When Iggy Azalea sings about trashing the hotel, she is being “fancy.” When a kid from Sandtown, Baltimore, trashes a liquor store, he is being a thug. When young people from the University of Maryland burn cars after their team wins, they are getting a bit rowdy. When young people from Sandtown burn a car, they are thugs.
I justify none of these things: neither celebrity, celebration, nor rage is a good reason to burn someone else's property. Years of abuse don't make it okay to loot a store, any more than years of rising up the ranks in Wall Street make it okay to loot the economy.
I have too much respect for the potential of the young people stuck in Sandtown to suggest that their only recourse is to steal and destroy, though I recognize that when we're enraged past our breaking point, our first reaction is generally irrational.
I said that music won't solve every problem. I'll say something similar here — it will take more than smiles and hugs to make Sandtown-Winchester a neighborhood that inspires hope, rather than despair. Filing charges against the six officers who arrested Freddie Gray for no particular reason is a start. But I hope that all of the media attention will result in concrete changes in the Sandtown-Winchesters that exist all over the country. A 16 year-old male resident of the area told Congressman Elijah Cummings that he felt he was “in a casket and can't get out.” Is this okay?

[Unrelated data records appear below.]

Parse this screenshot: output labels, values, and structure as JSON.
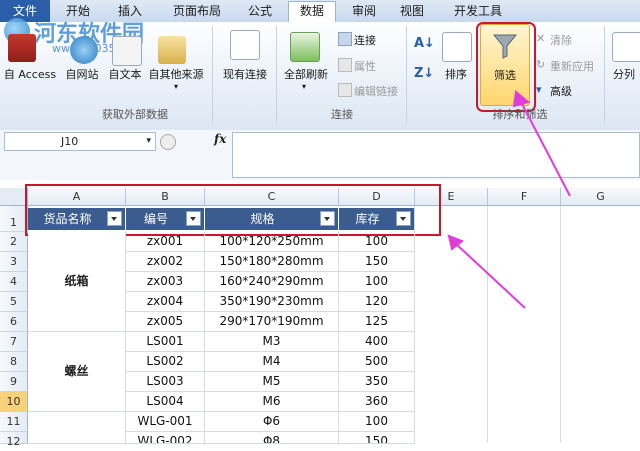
{
  "tabs": [
    "文件",
    "开始",
    "插入",
    "页面布局",
    "公式",
    "数据",
    "审阅",
    "视图",
    "开发工具"
  ],
  "watermark": {
    "title": "河东软件园",
    "url": "www.pc0359.cn"
  },
  "ribbon": {
    "get_external": {
      "buttons": [
        "自 Access",
        "自网站",
        "自文本",
        "自其他来源",
        "现有连接"
      ],
      "label": "获取外部数据"
    },
    "connections": {
      "refresh_all": "全部刷新",
      "connect": "连接",
      "properties": "属性",
      "edit_links": "编辑链接",
      "label": "连接"
    },
    "sort_filter": {
      "sort": "排序",
      "filter": "筛选",
      "clear": "清除",
      "reapply": "重新应用",
      "advanced": "高级",
      "label": "排序和筛选"
    },
    "split": "分列"
  },
  "formula_bar": {
    "name_box": "J10",
    "fx": "fx",
    "value": ""
  },
  "columns": [
    "A",
    "B",
    "C",
    "D",
    "E",
    "F",
    "G"
  ],
  "row_numbers": [
    "1",
    "2",
    "3",
    "4",
    "5",
    "6",
    "7",
    "8",
    "9",
    "10",
    "11",
    "12"
  ],
  "selected_row": "10",
  "headers": [
    "货品名称",
    "编号",
    "规格",
    "库存"
  ],
  "groups": [
    "纸箱",
    "螺丝"
  ],
  "rows": [
    {
      "code": "zx001",
      "spec": "100*120*250mm",
      "stock": "100"
    },
    {
      "code": "zx002",
      "spec": "150*180*280mm",
      "stock": "150"
    },
    {
      "code": "zx003",
      "spec": "160*240*290mm",
      "stock": "100"
    },
    {
      "code": "zx004",
      "spec": "350*190*230mm",
      "stock": "120"
    },
    {
      "code": "zx005",
      "spec": "290*170*190mm",
      "stock": "125"
    },
    {
      "code": "LS001",
      "spec": "M3",
      "stock": "400"
    },
    {
      "code": "LS002",
      "spec": "M4",
      "stock": "500"
    },
    {
      "code": "LS003",
      "spec": "M5",
      "stock": "350"
    },
    {
      "code": "LS004",
      "spec": "M6",
      "stock": "360"
    },
    {
      "code": "WLG-001",
      "spec": "Φ6",
      "stock": "100"
    },
    {
      "code": "WLG-002",
      "spec": "Φ8",
      "stock": "150"
    }
  ],
  "colors": {
    "accent": "#2a5ea8",
    "header_fill": "#3b5c8f",
    "highlight_box": "#c9172e",
    "arrow": "#e03cdc"
  }
}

Lonnae O'Neal's excellent article on Sandtown suggests that this nation might be embarking on an “Urban Spring.” I hope so, but I also hope not, because we know how the Arab Spring turned out. I have no easy answers. As Jim Wallis says in his book, On God's Side, it will require a two-pronged approach: Personal responsibility for those who are currently trapped, and community responsibility so that at least the casket will be ajar.